Democrats argued, during Donald Trump’s presidency, that his appointees to the federal bench should be recused from any cases involving investigations of the president, because this would (as Cory Booker and many others put it) involve “the prospect that President Trump could effectively choose a judge in his own case.” Some even raised this as a basis to oppose letting Trump make judicial appointments. As I detailed at the time, this was out of step with how the federal courts have handled cases involving presidents. One reason for that is that the federal courts decide legal questions; they do not sit as jurors. Senators do — but Senators are supposed to be political actors who answer to the voters.

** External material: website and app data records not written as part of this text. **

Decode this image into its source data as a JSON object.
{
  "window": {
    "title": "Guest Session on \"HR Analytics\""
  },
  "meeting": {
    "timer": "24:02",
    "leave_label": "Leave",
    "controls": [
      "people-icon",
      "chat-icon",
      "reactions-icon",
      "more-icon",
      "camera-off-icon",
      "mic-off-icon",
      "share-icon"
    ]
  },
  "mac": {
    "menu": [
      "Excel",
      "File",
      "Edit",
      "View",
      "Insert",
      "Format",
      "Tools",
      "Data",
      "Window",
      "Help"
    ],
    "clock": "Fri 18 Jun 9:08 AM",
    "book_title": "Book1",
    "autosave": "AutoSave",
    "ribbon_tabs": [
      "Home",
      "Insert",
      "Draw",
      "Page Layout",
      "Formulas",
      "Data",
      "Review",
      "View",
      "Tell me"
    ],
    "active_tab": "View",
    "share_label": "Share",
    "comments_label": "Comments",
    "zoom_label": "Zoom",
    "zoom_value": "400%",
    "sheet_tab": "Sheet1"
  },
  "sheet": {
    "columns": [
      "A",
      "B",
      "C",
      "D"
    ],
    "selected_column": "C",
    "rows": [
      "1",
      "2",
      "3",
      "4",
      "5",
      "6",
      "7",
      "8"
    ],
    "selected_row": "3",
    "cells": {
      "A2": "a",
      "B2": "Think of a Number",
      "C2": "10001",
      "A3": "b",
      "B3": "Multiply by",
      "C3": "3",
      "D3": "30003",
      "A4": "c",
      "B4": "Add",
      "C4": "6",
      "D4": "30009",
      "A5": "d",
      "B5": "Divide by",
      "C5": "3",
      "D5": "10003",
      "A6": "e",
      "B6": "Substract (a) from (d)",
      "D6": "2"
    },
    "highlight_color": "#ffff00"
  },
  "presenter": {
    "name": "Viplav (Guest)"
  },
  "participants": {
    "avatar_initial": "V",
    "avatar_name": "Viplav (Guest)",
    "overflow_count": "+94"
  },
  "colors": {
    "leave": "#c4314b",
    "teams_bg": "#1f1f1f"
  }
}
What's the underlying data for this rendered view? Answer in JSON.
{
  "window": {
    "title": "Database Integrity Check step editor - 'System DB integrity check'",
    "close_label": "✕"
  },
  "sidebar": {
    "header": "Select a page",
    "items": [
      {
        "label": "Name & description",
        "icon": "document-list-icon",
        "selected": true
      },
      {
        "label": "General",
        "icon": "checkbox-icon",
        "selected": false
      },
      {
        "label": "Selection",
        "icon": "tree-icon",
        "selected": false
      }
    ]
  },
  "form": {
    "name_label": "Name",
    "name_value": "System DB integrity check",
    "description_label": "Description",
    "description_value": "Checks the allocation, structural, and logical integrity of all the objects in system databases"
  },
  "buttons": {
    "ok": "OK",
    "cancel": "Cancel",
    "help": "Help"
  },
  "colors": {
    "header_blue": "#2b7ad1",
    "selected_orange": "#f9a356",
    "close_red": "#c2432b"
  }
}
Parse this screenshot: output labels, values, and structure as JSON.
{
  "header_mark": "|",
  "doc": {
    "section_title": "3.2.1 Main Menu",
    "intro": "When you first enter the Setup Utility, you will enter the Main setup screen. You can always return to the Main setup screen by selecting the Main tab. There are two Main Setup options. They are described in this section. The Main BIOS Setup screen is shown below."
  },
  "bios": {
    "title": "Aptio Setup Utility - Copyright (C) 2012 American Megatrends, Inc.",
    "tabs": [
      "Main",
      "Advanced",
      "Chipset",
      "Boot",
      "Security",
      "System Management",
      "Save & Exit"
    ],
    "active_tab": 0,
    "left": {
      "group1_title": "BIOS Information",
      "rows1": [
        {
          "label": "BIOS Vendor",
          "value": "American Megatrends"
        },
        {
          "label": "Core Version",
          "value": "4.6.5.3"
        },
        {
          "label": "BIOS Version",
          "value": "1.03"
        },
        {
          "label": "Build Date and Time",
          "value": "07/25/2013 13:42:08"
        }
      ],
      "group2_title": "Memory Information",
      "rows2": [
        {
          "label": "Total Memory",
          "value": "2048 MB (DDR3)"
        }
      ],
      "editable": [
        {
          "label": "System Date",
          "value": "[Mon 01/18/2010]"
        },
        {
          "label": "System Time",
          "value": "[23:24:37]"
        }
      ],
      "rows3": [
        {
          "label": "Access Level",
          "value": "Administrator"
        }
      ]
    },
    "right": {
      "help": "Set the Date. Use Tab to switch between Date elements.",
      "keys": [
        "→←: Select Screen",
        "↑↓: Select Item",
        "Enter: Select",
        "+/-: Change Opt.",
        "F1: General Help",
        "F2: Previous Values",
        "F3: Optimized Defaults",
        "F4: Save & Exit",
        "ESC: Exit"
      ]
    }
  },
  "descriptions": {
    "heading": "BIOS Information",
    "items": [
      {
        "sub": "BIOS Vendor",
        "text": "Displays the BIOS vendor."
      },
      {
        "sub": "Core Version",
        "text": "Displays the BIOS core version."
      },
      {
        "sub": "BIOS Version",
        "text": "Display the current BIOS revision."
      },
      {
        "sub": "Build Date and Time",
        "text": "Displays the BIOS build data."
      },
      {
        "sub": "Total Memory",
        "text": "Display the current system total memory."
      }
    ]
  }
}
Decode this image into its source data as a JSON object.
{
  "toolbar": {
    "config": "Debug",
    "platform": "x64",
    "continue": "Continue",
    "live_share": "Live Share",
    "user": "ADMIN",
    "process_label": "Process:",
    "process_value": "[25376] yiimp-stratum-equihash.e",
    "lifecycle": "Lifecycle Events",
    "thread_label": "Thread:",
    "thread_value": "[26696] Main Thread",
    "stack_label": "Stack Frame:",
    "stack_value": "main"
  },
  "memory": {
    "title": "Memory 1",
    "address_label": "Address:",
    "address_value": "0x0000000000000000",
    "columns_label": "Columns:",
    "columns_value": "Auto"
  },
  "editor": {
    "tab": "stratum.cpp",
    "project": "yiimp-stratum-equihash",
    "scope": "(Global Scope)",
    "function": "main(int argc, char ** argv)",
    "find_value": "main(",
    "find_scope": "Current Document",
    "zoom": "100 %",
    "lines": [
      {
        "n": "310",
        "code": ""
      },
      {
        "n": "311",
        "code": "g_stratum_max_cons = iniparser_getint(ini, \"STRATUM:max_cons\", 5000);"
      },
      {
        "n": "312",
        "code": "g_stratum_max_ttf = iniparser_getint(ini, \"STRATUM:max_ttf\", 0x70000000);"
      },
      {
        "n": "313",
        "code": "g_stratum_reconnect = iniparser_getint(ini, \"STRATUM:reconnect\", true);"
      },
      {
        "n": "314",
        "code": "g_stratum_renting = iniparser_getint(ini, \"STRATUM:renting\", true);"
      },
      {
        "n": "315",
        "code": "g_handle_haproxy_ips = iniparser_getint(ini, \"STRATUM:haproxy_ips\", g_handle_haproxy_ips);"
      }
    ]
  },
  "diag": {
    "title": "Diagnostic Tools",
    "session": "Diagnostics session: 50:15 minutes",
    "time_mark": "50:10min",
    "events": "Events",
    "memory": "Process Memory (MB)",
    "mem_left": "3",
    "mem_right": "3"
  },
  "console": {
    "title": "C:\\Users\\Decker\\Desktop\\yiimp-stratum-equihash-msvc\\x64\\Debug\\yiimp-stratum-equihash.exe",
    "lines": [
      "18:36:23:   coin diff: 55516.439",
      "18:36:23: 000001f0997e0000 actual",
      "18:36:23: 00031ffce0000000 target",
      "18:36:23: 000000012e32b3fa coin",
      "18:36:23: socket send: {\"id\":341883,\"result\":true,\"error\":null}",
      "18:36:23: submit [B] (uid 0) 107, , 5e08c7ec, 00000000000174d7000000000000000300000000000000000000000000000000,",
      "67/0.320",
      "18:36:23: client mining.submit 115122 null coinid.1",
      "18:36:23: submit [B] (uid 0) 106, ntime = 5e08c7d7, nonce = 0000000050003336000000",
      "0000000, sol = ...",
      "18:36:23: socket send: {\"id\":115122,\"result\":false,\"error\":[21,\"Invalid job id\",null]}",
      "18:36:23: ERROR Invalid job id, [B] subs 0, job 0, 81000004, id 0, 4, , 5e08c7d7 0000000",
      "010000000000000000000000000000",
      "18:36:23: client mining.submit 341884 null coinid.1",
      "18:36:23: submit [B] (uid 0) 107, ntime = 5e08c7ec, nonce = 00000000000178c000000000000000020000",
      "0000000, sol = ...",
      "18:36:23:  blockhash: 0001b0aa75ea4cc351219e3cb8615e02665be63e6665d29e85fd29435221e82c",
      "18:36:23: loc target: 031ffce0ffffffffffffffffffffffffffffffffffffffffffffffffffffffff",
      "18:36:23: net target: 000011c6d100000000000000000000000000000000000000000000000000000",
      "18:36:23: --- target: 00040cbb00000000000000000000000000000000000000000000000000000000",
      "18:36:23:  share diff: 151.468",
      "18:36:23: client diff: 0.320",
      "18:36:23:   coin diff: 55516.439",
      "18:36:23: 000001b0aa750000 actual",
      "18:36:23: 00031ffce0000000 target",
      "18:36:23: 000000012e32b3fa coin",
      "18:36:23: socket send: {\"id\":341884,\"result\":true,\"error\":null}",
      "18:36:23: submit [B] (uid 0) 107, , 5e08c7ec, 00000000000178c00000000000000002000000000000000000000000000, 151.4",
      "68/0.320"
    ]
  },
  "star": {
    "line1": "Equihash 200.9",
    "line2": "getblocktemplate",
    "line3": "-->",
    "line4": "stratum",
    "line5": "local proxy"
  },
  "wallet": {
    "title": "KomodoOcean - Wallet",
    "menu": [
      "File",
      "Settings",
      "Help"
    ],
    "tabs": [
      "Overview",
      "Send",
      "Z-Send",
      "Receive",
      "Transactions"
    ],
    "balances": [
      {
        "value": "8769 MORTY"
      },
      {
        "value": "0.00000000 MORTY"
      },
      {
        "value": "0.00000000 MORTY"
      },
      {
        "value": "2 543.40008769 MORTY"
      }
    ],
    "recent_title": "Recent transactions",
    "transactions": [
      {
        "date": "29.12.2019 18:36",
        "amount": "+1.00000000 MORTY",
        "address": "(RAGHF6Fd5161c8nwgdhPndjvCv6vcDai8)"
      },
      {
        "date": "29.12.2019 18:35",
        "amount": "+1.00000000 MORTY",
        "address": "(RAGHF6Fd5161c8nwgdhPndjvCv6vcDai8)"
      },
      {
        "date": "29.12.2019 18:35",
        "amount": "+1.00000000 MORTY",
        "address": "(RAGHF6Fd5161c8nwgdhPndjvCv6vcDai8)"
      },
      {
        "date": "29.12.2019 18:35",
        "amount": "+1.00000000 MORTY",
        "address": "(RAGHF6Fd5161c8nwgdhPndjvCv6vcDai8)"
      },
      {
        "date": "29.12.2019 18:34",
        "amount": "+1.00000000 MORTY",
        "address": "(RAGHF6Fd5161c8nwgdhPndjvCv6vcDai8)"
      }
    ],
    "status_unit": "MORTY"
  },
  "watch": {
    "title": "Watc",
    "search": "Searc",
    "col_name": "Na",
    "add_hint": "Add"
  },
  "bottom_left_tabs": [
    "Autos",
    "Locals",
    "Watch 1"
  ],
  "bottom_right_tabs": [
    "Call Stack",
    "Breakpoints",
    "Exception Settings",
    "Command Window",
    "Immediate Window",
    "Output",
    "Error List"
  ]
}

Things are different in New York state. Andrew Cuomo has named two appointments to the New York Court of Appeals, the state’s highest court: Nassau County district attorney Madeline Singas and Justice Anthony Cannataro, the administrative judge of the New York City Civil Court. Singas is a former aide to Congresswoman Kathleen Rice. The state senate has until the end of its session on June 10 to confirm them, and has less time than usual because Cuomo blew by the required statutory deadline to make the picks.

It is not merely possible that these appointees could serve as judges on a Cuomo-related case. It is certain that they will serve as jurors, if the state assembly impeaches the governor at the conclusion of its current impeachment investigation. Under Article VI, Section 24 of the New York state constitution, the jury in an impeachment of the governor consists of the 63 members of the state senate plus the judges of the Court of Appeals. The five current judges were all appointed by Cuomo, who has been the governor for a decade. Adding two more would mean that fully ten percent of the jury would have been appointed by the defendant in the case, and two-thirds are needed for conviction. That is one serious home-court advantage.


The Latest